Every line in the listing below that holds the word "icon" should be returned.

[Start of section]

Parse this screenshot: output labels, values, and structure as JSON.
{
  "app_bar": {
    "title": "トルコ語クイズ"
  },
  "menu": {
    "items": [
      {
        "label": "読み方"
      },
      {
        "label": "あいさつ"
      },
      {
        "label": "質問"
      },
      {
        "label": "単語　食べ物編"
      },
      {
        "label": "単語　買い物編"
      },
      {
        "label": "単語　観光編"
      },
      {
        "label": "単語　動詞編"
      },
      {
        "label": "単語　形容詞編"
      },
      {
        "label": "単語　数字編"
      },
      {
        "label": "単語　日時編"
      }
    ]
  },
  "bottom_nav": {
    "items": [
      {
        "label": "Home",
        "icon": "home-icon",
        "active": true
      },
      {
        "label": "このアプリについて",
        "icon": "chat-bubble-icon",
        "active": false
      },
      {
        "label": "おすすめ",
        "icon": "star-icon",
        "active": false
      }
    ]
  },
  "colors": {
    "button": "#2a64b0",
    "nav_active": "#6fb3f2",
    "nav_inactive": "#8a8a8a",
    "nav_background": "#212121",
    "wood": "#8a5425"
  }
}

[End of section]
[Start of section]

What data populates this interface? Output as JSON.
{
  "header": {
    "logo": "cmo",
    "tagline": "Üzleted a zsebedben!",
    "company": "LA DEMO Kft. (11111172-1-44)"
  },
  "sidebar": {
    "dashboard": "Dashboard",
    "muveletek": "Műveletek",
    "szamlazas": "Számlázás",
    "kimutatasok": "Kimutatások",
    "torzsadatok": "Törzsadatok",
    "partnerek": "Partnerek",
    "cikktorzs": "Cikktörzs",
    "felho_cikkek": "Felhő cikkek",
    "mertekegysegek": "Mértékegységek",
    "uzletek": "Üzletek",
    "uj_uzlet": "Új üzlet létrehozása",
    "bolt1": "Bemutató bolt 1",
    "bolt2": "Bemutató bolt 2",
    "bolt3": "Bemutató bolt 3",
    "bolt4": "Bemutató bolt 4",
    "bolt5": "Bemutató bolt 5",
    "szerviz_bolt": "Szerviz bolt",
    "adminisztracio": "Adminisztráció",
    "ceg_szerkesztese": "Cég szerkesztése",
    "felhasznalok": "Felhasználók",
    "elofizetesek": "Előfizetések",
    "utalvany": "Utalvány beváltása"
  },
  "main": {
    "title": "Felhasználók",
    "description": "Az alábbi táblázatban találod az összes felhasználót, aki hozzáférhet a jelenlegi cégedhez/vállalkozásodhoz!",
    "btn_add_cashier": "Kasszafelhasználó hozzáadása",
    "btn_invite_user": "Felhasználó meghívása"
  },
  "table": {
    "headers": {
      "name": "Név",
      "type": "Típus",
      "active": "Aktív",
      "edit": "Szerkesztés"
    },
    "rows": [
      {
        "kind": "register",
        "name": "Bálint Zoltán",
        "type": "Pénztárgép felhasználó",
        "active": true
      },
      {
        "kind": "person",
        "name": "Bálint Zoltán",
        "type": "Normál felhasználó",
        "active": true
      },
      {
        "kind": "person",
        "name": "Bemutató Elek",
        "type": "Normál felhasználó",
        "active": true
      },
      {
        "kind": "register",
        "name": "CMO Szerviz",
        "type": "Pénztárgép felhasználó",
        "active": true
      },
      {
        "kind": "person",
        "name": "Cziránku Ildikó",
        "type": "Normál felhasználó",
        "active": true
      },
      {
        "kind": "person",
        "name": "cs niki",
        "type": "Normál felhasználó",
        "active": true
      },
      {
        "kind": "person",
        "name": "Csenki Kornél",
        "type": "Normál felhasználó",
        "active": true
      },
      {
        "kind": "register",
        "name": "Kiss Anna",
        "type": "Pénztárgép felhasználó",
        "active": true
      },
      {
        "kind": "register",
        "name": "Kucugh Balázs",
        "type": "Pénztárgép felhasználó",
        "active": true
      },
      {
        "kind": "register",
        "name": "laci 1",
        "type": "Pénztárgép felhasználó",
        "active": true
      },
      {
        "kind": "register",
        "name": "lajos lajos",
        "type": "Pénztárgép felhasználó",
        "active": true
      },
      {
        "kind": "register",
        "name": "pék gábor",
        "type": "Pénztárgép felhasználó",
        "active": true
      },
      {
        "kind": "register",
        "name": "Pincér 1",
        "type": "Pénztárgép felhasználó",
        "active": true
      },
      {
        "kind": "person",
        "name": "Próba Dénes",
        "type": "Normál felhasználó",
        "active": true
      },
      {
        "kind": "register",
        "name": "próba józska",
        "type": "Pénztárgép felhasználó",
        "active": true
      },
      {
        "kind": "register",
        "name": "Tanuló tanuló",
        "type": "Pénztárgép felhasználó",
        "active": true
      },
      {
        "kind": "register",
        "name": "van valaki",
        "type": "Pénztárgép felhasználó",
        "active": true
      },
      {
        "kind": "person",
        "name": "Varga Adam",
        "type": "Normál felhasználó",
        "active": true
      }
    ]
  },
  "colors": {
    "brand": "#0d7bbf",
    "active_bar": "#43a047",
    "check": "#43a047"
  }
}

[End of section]
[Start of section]

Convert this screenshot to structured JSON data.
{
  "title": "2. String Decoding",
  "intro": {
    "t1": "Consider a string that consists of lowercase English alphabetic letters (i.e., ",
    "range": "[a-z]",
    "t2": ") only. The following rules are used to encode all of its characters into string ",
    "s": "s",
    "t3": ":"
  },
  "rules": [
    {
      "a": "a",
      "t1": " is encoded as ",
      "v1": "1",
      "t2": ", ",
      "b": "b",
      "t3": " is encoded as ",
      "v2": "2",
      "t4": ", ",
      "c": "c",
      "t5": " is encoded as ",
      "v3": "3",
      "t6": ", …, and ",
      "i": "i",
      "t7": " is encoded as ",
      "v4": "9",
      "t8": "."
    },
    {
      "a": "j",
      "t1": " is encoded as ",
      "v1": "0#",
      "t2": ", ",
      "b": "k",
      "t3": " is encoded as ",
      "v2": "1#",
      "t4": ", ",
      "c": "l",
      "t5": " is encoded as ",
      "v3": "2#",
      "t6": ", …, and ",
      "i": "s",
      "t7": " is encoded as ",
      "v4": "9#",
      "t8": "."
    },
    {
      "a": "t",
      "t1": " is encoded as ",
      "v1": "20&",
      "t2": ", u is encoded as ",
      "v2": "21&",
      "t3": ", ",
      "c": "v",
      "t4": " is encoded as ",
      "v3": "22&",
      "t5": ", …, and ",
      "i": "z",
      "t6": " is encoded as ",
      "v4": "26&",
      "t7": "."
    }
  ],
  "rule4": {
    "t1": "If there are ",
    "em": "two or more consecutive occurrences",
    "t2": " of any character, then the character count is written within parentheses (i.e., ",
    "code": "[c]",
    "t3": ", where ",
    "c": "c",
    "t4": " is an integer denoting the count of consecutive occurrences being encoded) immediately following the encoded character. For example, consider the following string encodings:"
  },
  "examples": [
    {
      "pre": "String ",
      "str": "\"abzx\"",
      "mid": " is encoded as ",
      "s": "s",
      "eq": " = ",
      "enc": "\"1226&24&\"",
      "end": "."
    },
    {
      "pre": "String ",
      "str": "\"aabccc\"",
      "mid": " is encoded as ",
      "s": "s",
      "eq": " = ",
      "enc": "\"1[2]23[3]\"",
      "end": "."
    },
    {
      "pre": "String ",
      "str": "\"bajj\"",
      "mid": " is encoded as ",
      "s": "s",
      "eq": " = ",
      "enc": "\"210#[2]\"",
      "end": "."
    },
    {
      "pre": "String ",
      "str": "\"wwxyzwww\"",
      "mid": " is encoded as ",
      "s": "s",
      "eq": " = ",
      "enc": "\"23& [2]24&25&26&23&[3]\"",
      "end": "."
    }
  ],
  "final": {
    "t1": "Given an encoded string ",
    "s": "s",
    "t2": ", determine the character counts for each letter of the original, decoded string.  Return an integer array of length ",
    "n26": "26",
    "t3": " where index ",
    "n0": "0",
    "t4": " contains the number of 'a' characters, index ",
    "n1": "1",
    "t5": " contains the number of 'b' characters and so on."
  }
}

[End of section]

> Response below:
        "icon": "home-icon",
        "icon": "chat-bubble-icon",
        "icon": "star-icon",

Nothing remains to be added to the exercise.